→ **Records for this exercise**

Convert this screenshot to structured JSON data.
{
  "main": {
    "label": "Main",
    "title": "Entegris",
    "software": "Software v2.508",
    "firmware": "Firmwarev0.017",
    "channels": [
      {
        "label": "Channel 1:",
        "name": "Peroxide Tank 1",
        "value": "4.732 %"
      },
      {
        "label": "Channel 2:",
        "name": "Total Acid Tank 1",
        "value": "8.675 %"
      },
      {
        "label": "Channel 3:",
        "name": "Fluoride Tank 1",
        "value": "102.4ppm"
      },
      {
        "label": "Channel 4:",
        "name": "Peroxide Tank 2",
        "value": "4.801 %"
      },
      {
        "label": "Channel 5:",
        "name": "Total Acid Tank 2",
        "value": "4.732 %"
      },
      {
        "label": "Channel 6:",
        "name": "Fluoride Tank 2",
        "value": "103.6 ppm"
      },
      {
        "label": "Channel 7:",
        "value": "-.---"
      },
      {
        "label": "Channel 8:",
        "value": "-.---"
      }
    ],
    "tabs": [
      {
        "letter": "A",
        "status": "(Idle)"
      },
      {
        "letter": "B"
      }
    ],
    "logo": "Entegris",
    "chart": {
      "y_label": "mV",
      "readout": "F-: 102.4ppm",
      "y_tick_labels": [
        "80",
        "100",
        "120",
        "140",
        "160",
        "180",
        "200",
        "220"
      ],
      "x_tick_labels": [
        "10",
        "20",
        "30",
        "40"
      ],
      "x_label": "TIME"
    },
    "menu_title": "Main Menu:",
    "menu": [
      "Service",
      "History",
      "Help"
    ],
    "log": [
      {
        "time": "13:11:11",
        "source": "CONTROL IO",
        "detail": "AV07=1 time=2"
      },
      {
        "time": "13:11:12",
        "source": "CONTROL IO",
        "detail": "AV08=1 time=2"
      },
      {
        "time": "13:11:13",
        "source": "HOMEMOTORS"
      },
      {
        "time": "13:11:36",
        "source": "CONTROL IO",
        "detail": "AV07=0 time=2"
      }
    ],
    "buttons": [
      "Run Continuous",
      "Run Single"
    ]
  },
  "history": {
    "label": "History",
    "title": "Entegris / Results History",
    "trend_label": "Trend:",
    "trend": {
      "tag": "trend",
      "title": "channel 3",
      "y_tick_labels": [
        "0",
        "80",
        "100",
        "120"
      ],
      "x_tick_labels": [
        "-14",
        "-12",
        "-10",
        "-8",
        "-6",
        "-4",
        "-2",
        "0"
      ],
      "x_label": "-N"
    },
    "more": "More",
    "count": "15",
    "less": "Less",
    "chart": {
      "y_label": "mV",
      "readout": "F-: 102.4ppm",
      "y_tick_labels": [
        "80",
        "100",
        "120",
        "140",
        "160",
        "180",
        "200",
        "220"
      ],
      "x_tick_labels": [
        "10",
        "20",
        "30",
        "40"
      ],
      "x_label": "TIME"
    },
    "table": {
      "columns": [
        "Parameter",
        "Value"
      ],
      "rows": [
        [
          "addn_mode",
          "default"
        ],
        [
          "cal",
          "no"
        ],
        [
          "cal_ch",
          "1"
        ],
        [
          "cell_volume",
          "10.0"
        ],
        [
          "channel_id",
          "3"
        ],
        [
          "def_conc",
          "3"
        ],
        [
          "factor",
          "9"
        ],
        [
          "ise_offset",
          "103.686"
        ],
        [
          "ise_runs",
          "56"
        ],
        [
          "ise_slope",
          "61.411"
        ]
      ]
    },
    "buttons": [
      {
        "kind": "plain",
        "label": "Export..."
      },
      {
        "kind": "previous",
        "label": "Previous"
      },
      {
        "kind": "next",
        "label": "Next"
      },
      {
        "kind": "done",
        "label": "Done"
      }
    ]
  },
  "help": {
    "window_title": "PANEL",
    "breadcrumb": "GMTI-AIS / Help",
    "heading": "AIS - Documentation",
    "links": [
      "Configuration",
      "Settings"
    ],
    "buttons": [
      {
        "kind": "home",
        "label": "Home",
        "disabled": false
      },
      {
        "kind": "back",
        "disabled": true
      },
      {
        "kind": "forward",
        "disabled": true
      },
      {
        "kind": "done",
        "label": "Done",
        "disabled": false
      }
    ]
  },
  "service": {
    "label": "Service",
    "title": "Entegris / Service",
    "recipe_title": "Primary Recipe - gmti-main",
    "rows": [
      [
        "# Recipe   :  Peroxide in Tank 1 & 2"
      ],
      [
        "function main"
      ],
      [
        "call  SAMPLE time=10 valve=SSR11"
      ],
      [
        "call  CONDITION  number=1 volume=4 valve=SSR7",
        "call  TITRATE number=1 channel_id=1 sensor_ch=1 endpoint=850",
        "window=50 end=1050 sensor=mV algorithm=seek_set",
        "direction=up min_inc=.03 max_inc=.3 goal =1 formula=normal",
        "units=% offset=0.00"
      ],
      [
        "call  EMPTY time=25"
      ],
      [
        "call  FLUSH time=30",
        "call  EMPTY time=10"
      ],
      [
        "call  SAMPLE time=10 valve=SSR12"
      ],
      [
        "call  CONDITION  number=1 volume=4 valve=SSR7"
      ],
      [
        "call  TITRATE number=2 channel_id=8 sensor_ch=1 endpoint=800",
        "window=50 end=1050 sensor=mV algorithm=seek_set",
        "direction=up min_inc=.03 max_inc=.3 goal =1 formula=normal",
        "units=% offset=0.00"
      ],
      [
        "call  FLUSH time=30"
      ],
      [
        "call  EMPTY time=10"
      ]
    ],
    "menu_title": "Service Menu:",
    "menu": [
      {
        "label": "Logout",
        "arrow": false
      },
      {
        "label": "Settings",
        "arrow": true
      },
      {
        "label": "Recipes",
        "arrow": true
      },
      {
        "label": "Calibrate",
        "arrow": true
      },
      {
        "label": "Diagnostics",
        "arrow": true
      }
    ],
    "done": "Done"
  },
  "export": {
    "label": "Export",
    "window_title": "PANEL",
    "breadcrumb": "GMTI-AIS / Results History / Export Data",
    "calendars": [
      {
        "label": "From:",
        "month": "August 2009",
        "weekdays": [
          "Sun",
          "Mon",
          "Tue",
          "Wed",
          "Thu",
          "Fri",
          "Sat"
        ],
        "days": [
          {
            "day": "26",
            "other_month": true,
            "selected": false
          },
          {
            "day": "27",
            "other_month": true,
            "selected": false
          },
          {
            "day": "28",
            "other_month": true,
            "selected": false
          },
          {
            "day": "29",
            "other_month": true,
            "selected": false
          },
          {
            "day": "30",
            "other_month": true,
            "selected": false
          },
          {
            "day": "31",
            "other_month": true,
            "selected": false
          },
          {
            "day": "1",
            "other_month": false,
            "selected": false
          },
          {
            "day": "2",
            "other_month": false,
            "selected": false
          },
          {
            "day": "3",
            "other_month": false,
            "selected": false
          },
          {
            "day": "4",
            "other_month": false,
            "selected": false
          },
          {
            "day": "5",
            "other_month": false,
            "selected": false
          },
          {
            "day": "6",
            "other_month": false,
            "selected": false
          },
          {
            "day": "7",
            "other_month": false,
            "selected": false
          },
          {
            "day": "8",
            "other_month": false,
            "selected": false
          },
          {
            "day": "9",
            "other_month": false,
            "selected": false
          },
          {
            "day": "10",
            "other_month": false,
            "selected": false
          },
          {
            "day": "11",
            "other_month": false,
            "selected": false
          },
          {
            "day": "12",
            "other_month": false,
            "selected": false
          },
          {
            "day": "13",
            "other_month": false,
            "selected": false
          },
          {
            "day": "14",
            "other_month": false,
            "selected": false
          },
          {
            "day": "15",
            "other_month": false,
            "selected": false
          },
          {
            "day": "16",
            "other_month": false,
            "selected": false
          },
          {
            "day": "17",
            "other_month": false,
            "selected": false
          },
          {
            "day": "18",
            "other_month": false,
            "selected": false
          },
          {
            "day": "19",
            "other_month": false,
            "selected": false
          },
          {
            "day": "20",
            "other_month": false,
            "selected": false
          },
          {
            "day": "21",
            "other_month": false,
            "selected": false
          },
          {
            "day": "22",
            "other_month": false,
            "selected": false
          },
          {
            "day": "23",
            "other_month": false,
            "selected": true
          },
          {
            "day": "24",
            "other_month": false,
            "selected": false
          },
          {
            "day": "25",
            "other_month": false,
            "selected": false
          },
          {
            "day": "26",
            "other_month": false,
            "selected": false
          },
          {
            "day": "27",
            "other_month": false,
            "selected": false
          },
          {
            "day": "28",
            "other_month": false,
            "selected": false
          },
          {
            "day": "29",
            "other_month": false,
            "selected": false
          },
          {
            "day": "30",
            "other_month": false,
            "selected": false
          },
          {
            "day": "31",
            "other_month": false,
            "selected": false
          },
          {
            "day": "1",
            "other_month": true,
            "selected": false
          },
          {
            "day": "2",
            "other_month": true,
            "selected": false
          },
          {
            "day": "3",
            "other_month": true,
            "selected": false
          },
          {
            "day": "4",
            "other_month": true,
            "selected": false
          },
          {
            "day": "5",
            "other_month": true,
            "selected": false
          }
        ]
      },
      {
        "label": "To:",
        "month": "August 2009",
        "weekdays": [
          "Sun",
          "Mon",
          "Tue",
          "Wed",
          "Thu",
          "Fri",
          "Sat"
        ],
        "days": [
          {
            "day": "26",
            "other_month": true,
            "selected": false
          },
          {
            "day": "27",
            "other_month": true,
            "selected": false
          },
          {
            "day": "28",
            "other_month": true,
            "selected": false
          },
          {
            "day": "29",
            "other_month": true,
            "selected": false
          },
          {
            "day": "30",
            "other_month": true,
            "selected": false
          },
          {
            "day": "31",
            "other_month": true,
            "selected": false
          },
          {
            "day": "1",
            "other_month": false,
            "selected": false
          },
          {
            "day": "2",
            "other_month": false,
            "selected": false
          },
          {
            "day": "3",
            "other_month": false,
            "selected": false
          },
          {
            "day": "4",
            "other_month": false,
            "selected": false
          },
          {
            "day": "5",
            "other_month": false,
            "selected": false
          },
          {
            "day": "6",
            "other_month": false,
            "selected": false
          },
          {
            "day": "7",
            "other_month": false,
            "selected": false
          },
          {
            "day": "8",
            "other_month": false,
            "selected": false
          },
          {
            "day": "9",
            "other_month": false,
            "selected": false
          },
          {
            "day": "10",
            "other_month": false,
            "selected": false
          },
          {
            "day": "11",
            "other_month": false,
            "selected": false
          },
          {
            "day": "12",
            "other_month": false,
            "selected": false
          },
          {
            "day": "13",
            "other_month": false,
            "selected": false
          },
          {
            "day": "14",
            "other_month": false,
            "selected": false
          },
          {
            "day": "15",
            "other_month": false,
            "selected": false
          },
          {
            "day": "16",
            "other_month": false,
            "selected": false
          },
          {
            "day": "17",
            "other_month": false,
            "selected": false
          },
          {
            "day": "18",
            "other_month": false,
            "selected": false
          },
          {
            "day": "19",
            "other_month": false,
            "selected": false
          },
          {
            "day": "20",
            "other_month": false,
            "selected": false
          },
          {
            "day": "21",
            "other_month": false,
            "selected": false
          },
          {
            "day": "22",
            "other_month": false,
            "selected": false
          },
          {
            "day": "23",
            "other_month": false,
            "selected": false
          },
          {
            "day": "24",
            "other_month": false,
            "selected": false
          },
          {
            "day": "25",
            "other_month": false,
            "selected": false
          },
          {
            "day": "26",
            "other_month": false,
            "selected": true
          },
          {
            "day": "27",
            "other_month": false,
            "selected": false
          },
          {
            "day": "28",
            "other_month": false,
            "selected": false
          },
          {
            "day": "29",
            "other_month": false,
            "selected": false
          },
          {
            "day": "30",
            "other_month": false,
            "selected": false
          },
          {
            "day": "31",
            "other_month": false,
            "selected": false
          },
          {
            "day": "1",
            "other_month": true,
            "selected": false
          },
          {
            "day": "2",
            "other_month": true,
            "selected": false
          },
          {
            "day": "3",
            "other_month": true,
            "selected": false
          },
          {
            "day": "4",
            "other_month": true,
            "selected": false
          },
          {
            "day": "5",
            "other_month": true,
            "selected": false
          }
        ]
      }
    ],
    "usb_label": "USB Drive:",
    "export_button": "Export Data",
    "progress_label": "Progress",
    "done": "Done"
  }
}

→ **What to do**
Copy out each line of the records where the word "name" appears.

→ **Expected answer**
        "name": "Peroxide Tank 1",
        "name": "Total Acid Tank 1",
        "name": "Fluoride Tank 1",
        "name": "Peroxide Tank 2",
        "name": "Total Acid Tank 2",
        "name": "Fluoride Tank 2",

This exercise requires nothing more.